  1. 7th August 2010 – High Rock, Portmarnock, Dublin
  2. 9th August 2010 – Guinness SC Charity, Portmarnock Beach, Dublin
  3. 13th August 2010 – Corrib Prom Swim, Salthill, Galway
  4. 14th August 2010 – Lough Owel, Mullingar, Co. Westmeath

Eep. So 4 races lined up all with in 1 week, and one of them on the other side of the country. Time to talk to the wife. Donna was more than happy for me to treat her to a fancy hotel in galway AND dinner AND a big breakfast AND shopping. What a nice person she is!!

The qualifying races themselves were very interesting. I learned:

  • Open Water (read: Club) swimmers are fucking insanely good. Different class of swimmer to triathlon swimmers.
  • All OW races are handicapped. This means that the good swimmer go off up to 15 minutes after the slower swimmers. This means everyone has a chance of winning. Cool!
  • Distances are estimated, and mostly around 2k
  • The only weather to stop an OW race, is when a small craft warning is in effect. These guys are hardcore.
  • Everyone knows everyone, it’s like a secret society that everyone knows about.
  • Getting stung by a jellyfish isn’t too bad initially. But fever does kick in after a few hours and that’s weird!
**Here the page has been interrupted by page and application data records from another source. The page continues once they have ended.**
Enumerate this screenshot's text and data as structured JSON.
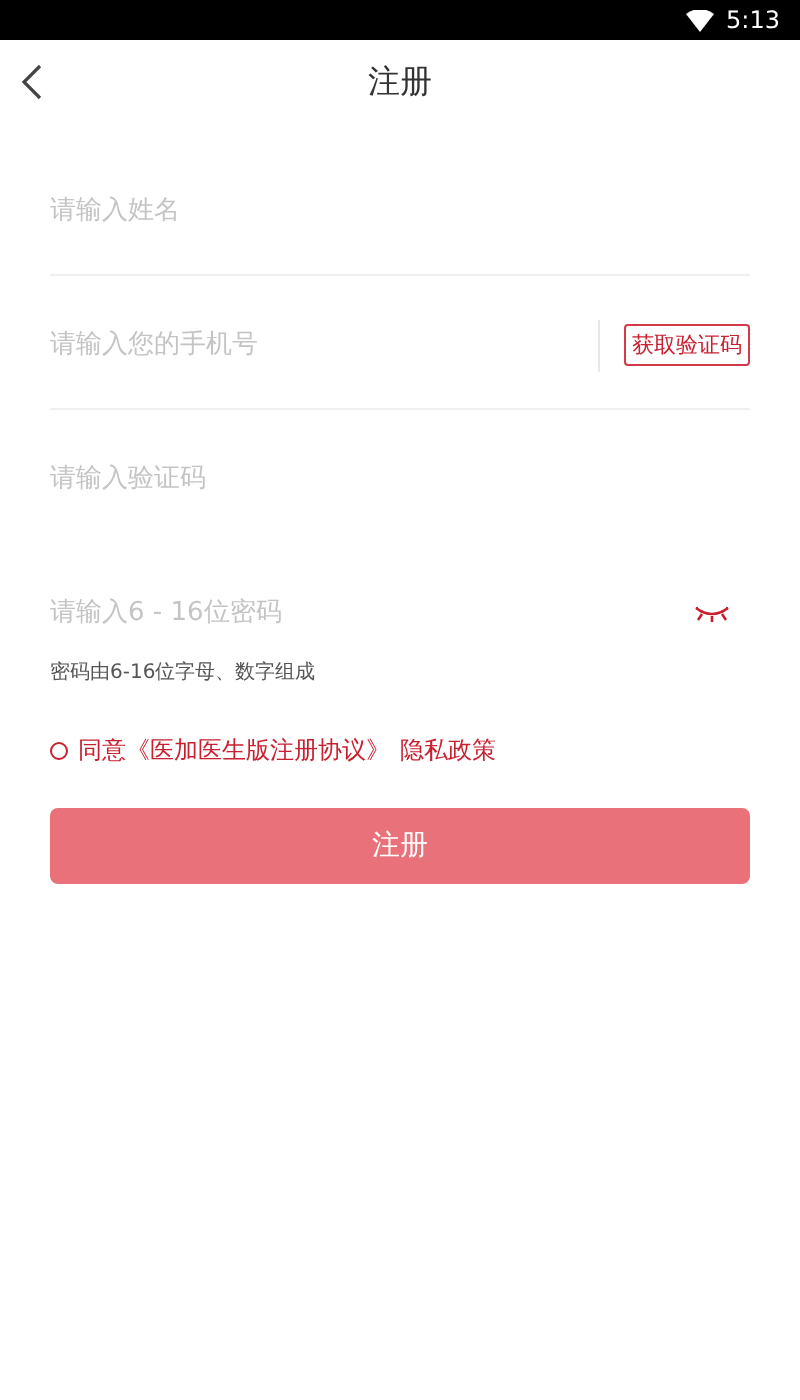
{
  "status_bar": {
    "time": "5:13"
  },
  "header": {
    "title": "注册"
  },
  "fields": [
    {
      "kind": "text",
      "placeholder": "请输入姓名",
      "divider": true
    },
    {
      "kind": "phone",
      "placeholder": "请输入您的手机号",
      "button": "获取验证码",
      "divider": true
    },
    {
      "kind": "text",
      "placeholder": "请输入验证码",
      "divider": false
    },
    {
      "kind": "password",
      "placeholder": "请输入6 - 16位密码",
      "divider": false,
      "hint": "密码由6-16位字母、数字组成"
    }
  ],
  "agreement": {
    "checked": false,
    "prefix": "同意",
    "terms_link": "《医加医生版注册协议》",
    "privacy_link": "隐私政策"
  },
  "submit_button": "注册"
}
Now you’re up to date, and it’s now today, and I’m back chilling after the liffey swim. It was a great experience. Such a great thrill swimming underneath all the bridges Iwalk/drive over every day. And there are A LOT OF THEM. The swim was about 2300m and goes underneath 12 bridges, each one filled with onlookers and well wishers. My wife, her friends, my sister and her family all followed me down the banks of the liffey to cheer me on and welcome me at the IFSC, where we finally finished. It was LONG, but great.

Today was the 91st liffey swim, and my first. Of many many more I hope.